__Interface dataset entries__.
Start of Block

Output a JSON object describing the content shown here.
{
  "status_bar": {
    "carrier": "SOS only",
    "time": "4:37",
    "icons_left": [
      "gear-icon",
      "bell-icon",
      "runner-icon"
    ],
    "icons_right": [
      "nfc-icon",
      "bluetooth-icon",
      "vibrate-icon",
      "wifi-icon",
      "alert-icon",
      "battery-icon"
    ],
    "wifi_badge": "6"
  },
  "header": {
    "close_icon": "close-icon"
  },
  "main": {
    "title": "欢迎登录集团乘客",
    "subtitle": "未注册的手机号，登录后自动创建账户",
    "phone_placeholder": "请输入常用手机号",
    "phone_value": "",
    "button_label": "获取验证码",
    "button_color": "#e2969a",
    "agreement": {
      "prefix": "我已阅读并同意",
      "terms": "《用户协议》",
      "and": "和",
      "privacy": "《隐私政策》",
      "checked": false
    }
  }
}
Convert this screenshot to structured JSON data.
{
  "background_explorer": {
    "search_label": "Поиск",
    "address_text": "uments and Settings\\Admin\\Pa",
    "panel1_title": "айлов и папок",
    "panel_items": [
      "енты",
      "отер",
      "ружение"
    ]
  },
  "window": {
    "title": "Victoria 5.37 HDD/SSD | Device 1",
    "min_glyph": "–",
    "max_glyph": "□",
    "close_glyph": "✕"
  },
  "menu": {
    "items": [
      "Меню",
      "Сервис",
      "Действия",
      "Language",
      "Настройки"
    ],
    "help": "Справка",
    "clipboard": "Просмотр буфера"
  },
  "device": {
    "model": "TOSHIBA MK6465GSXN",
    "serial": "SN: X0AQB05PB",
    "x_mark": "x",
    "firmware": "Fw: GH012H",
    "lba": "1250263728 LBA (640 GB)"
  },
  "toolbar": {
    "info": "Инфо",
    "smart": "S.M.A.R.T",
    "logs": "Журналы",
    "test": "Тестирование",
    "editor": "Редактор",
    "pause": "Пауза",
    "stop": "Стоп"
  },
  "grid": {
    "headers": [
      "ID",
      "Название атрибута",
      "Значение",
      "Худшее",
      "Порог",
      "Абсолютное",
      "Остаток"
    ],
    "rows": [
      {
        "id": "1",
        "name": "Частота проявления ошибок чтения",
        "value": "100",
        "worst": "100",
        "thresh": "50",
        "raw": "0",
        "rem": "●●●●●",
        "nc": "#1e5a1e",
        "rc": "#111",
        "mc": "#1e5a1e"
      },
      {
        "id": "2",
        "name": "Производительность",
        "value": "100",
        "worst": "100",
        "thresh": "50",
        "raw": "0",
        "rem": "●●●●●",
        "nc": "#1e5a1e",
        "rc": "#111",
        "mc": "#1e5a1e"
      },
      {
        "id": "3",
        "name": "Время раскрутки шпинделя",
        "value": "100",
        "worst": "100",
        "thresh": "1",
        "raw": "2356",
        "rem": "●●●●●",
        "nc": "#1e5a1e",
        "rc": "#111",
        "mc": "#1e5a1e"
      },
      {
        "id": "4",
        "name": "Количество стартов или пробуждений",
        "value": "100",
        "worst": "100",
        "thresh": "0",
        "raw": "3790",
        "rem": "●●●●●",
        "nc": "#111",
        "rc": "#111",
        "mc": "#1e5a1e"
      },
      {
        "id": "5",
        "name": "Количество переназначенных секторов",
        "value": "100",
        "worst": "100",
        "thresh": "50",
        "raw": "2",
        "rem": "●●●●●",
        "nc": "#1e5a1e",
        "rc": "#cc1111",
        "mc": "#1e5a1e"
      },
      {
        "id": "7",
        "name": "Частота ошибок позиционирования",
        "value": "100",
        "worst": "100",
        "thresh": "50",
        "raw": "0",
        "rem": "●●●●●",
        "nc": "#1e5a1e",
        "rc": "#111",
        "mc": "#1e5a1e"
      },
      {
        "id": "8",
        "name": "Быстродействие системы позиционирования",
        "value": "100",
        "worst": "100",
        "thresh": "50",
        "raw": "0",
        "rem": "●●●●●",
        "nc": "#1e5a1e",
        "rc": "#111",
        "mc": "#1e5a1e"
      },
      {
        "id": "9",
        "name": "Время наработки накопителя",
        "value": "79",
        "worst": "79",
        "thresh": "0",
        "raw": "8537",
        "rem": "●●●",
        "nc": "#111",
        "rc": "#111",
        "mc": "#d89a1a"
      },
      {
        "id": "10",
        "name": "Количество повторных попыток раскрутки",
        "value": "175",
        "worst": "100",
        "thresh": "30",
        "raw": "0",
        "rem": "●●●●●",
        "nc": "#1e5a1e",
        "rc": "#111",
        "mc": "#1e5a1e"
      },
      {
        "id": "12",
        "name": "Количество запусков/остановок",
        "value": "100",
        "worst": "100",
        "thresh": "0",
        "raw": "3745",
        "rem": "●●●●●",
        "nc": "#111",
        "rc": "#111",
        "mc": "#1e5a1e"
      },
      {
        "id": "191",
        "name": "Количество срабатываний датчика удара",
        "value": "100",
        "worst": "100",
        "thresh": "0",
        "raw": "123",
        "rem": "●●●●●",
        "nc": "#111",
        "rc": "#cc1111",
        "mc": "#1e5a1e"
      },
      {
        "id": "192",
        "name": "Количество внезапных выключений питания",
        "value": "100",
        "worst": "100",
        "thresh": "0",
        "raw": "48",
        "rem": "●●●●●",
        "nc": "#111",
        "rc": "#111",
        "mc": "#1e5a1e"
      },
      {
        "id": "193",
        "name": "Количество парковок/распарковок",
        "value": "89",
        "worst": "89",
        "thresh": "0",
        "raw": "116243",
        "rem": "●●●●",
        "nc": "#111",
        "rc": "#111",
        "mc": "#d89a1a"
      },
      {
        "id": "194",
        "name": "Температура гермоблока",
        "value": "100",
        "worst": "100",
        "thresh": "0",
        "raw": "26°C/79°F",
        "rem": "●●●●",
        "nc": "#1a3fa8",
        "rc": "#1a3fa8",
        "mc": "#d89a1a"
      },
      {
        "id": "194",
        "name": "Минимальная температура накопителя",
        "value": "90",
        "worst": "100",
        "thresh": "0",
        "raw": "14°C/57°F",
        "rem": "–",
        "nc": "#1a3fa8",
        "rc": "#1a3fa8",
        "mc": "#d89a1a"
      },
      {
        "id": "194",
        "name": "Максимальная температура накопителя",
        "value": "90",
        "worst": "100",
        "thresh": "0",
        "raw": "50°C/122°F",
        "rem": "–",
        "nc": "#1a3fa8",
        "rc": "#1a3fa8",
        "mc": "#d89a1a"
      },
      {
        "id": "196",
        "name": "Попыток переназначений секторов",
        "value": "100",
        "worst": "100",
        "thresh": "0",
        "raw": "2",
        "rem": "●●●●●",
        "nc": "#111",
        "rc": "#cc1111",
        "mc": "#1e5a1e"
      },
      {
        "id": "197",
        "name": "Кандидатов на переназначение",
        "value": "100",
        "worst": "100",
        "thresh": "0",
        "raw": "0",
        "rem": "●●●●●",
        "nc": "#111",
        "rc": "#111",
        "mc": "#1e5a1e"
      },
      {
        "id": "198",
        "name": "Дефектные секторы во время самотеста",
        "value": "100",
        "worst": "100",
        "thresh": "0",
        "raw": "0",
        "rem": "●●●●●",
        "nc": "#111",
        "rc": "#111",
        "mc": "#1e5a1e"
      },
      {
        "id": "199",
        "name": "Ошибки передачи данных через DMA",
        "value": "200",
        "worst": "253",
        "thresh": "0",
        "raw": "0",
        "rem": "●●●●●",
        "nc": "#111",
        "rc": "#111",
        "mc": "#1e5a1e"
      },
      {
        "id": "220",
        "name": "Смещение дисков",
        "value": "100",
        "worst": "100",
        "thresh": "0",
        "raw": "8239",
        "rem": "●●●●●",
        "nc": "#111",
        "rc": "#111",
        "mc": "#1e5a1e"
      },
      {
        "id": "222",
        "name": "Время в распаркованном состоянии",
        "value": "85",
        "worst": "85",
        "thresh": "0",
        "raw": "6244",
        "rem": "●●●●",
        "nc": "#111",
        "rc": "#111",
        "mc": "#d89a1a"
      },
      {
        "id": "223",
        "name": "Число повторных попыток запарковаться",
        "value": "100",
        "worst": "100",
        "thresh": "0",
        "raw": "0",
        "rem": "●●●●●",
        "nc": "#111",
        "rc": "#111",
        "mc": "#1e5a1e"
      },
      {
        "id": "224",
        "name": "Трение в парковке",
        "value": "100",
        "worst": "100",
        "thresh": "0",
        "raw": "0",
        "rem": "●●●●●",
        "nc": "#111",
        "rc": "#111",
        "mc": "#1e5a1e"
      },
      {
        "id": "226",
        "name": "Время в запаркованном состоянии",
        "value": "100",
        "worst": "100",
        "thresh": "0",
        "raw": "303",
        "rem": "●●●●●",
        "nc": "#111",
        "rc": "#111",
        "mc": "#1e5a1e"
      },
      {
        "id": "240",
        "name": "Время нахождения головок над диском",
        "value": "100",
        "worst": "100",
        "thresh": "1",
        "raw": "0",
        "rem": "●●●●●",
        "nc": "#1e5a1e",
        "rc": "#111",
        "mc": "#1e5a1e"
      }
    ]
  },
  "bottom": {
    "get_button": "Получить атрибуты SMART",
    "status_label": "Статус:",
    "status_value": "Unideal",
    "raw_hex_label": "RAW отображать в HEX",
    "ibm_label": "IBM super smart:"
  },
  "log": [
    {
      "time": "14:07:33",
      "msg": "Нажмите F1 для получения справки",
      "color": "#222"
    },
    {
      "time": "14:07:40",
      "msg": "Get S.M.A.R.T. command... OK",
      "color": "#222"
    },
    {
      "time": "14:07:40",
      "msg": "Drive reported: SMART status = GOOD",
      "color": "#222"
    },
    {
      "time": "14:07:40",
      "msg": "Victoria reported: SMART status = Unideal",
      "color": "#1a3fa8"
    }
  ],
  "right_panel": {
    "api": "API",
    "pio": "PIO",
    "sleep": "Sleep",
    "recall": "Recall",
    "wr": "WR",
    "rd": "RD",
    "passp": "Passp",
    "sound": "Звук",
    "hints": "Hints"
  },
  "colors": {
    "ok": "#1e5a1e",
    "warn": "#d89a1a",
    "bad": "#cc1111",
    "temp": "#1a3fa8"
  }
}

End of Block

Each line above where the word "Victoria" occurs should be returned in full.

    "title": "Victoria 5.37 HDD/SSD | Device 1",
      "msg": "Victoria reported: SMART status = Unideal",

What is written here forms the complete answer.